### PROBLEM
What you return must be the lines of the data that hold the word "exceptions".

****************************************

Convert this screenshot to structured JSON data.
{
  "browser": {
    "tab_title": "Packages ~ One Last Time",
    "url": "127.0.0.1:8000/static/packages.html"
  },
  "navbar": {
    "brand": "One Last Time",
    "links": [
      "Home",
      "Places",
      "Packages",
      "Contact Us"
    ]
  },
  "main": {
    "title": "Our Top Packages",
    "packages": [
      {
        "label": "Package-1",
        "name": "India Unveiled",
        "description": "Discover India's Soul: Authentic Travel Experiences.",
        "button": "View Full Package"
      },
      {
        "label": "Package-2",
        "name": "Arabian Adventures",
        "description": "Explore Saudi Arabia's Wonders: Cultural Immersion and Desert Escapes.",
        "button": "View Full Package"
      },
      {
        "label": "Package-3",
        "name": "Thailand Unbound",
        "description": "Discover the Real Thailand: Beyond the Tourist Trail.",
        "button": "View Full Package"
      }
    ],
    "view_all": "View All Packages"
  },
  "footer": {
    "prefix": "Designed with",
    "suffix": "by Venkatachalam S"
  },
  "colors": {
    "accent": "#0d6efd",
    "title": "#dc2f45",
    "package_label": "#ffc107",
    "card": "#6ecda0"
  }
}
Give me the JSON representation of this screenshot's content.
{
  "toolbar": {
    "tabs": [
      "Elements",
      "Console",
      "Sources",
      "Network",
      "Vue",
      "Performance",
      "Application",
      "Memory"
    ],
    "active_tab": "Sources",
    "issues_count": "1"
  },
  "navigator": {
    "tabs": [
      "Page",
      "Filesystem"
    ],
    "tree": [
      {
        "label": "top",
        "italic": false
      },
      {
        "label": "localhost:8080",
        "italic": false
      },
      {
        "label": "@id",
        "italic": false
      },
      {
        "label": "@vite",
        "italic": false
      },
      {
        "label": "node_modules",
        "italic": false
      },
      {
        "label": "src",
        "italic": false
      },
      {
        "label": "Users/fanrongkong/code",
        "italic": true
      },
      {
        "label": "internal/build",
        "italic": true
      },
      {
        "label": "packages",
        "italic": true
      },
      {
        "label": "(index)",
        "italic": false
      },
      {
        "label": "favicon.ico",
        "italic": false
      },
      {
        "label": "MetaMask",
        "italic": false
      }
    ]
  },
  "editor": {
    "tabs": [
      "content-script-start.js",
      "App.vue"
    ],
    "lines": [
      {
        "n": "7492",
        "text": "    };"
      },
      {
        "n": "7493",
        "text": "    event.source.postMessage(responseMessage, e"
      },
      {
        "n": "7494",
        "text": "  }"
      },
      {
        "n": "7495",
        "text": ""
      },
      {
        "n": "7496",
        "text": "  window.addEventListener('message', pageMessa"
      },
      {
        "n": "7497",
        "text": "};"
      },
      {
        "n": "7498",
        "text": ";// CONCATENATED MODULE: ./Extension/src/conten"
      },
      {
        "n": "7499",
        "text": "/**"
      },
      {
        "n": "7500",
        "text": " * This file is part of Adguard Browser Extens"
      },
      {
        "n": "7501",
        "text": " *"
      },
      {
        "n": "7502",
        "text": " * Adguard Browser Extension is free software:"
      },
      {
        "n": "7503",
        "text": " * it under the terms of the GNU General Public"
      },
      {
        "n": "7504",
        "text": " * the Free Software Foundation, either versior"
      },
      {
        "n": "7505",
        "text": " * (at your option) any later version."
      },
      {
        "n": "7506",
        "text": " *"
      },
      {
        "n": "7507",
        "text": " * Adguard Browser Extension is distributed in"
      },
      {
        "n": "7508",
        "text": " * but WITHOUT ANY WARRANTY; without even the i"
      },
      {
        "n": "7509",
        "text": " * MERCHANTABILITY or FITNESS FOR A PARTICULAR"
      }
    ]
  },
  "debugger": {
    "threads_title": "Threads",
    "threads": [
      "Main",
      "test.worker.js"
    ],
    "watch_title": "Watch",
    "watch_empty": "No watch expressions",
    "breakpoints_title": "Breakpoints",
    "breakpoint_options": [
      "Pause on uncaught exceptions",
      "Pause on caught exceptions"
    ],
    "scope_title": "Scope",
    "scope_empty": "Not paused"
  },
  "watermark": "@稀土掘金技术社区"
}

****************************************

### TASK OUTPUT
      "Pause on uncaught exceptions",
      "Pause on caught exceptions"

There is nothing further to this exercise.